Exhibitions > 3 in 1: Contemporary Explorations in Architecture and Design
3 in 1: Contemporary Explorations in Architecture and Design
September 28, 2013–January 5, 2014
Developed as three mini-exhibitions in one, these explorations into fashion, architecture, and product design illustrate the range of work in the museum’s architecture and design collection. The practitioners presented—fashion designer Issey Miyake, architect Greg Lynn, and designers Scholten & Baijings—are at the forefront of their respective fields and well known for using research, experimentation, and innovation to drive new forms of architecture and design.
Reality Lab, Issey Miyake Design Studio: 132 5 and IN EI Japanese fashion designer Issey Miyake has developed a unique practice focused on experimentation in material, structure, and form. Miyake’s design studio, Reality Lab, has developed innovative products such as 132 5, a clothing line, and IN EI, a line of lamps for Artemide. Featured in this exhibition, these two product lines were developed around the concept of using origami-folding techniques to create two-dimensional geometric patterns that unfold to create voluminous forms.
Greg Lynn Form: Stranded Sears Tower One of the pioneers of digital architecture, Los Angeles–based architect Greg Lynn was one of the first to explore computer programming as a vehicle for creative expression, and Stranded Sears Tower is one of his seminal projects. Asked to reenvision Chicago’s landmark building for a 1992 exhibition, Lynn separated the nine structural tubes of the Sears Tower into individual strands then reoriented these horizontally along the Chicago River to develop a new supple, fluid architecture.
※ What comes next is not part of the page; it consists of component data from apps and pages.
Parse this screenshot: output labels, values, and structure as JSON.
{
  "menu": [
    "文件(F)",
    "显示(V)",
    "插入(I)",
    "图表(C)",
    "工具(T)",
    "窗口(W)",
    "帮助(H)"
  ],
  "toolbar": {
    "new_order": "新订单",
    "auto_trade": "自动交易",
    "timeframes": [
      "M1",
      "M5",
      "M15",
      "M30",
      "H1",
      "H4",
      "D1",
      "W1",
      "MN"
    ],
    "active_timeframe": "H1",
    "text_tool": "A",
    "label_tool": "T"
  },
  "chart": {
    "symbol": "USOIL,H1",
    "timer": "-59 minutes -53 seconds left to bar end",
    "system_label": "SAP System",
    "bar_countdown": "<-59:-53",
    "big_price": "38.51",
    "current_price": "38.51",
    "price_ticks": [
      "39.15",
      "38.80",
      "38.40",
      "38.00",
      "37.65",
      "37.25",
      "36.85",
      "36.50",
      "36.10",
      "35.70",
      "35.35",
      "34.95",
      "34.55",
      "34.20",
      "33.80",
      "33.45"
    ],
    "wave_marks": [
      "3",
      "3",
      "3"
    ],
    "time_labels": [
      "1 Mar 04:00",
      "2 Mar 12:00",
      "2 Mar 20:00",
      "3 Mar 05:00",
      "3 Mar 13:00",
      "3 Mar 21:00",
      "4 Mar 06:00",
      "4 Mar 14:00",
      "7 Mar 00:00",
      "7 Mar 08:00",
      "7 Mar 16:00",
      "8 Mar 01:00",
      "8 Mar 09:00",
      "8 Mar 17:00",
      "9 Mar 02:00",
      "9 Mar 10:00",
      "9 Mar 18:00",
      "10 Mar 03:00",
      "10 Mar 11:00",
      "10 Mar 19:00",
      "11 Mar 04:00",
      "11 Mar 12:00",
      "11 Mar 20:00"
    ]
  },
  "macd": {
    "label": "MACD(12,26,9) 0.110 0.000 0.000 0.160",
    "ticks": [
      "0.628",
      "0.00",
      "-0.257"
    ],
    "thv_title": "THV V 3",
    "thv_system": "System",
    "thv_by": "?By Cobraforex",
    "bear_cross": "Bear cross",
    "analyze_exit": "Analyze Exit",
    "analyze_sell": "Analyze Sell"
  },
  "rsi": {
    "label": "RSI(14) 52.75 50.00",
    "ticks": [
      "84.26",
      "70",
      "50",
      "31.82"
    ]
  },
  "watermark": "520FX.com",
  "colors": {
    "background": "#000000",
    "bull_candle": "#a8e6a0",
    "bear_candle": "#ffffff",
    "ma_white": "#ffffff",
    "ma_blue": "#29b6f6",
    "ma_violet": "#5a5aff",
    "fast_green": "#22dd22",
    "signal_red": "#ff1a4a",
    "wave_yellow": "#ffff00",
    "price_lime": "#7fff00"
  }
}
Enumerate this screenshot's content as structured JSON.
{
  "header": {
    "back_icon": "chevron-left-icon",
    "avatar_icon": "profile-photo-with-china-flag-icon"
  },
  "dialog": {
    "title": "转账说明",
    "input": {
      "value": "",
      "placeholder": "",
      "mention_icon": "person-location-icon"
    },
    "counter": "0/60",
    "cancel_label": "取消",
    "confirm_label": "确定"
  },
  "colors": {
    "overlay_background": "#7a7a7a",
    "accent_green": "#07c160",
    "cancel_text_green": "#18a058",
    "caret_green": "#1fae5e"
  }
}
As Lynn is known as a promoter of the “paperless” studio, this project is even more significant in that it was his last project created entirely by hand.
Scholten & Baijings: Colour Installation Scholten & Baijings: Colour Installation Dutch designers Scholten & Baijings take a disciplined approach to design, combining craft practices and industrial processes to rethink everyday objects. Through a masterful use of color, minimal forms, and material innovation, they have amassed a significant portfolio of projects over a period of 13 years. Designed specifically for the Art Institute, Colour Installation presents a spectrum of the firm’s projects, ranging from tableware produced by the Japanese artisan company 1616 / Arita to mass-produced textiles and furniture by Danish manufacturers Hay.
Sponsors This exhibition was made possible by the generous support of the Architecture & Design Society and the Celia and David Hilliard Fund.
Special thanks to 1616 / Arita Japan, Georg Jensen, HAY, Karimoku New Standard, Maharam, Pastoe, and Thomas Eyck.
6 hours 25 min ago The Art Institute of Chicago #TBT 1996: A lion’s job is never done. The Art Institute’s faithful companions look over Michigan Avenue, 103 years after they first arrived at the museum.
10 hours 24 min ago The Art Institute of Chicago NOW OPEN—The Shogun’s World: Japanese Maps from the 18th and 19th Centuries
Now on view in Gallery 107, The Shogun's World showcases the distinct beauty of Japanese mapmaking. These heavily image-based maps occasionally explore spiritual landscapes in addition to physical geography. The importance of spirituality in this tradition is shown in this detail from a mid-19th century map of Yokohama Harbor, where the legend color-codes not only landmarks like Buddhist temples, foreigners’ residences, and stone bridges, but also the locations of spiritually significant trees and rocks.